Former U.S. Rep. John Barrow announced Wednesday that he will return to his alma mater to teach a subject he became very familiar with during his decade-long run as the Deep South’s last white Democratic congressman – partisan gridlock.
The University of Georgia confirmed in a news release that Barrow, an Athens, Ga., native who has strong ties to the Clarke County college town, will be an in-residence scholar for its School of Public and International Affairs.
Army Col. Michael A. Weber was installed as commander of Dwight D. Eisenhower Army Medical Center at Fort Gordon on Wednesday.
Weber replaced Col. John Lamoureux who has been at the hospital since August 2013, according to a news release. He became chief of staff for Southern Region Medical Command.
Previously, Weber served as the assistant program manager in the Office of the Program Manager for the Saudi Arabian National Guard Modernization Program, according to a release.
The change of command ceremony was held at Fort Gordon’s Barton Field.
The Richmond County Board of Education voted to approve a motion asking the Augusta Commission for more information on the newly passed stormwater fee, with some board members arguing that state law exempts the public entity from paying the fee.
The Augusta Commission approved the fee Tuesday, at $6.40 a month for most households.
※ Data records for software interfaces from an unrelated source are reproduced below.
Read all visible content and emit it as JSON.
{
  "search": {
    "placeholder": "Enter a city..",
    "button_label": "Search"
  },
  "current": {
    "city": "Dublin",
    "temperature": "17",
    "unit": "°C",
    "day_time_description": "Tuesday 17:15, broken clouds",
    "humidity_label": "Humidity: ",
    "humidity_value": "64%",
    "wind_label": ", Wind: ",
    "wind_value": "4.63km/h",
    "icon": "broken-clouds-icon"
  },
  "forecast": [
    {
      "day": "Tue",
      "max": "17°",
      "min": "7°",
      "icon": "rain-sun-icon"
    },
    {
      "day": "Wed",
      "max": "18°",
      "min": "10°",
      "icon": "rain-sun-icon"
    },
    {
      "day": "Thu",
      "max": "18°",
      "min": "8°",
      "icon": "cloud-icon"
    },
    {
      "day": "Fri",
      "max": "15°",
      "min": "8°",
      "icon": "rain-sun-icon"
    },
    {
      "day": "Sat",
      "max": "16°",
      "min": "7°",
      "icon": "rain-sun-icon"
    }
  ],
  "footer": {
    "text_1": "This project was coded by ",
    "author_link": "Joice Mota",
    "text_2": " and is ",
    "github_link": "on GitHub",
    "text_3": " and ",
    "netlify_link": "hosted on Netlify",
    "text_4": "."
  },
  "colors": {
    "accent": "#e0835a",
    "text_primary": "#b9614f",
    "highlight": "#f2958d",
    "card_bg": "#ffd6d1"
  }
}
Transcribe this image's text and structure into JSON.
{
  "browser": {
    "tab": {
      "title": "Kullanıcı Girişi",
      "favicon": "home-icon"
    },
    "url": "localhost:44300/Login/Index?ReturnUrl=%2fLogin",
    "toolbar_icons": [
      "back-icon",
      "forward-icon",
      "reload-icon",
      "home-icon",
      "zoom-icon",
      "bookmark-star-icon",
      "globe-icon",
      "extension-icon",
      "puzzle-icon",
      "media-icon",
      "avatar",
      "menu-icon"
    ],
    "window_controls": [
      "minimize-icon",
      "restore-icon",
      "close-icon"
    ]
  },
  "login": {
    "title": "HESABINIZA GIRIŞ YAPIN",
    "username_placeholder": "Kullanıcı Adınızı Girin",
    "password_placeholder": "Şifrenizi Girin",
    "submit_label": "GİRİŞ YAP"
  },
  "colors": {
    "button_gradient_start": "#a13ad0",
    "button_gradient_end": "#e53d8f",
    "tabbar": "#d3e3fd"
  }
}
The fee is designed to raise $14 million yearly to pay for maintenance on Augusta’s rapidly aging storm water drainage systems.
The Charlie Norwood Veterans Affairs Medical Center announced Tuesday that its acting chief of staff will manage the Augusta’s hospital’s 2,445-employee workforce full time.
Starting July 26, Dr. Oladipo Kukoyi, a longtime administrator in the VA’s Southeast network, will become the hospital’s first permanent chief of staff since Michael Spencer resigned the position in May 2014 amid reports of treatment delays and preventable deaths in its gastrointestinal unit.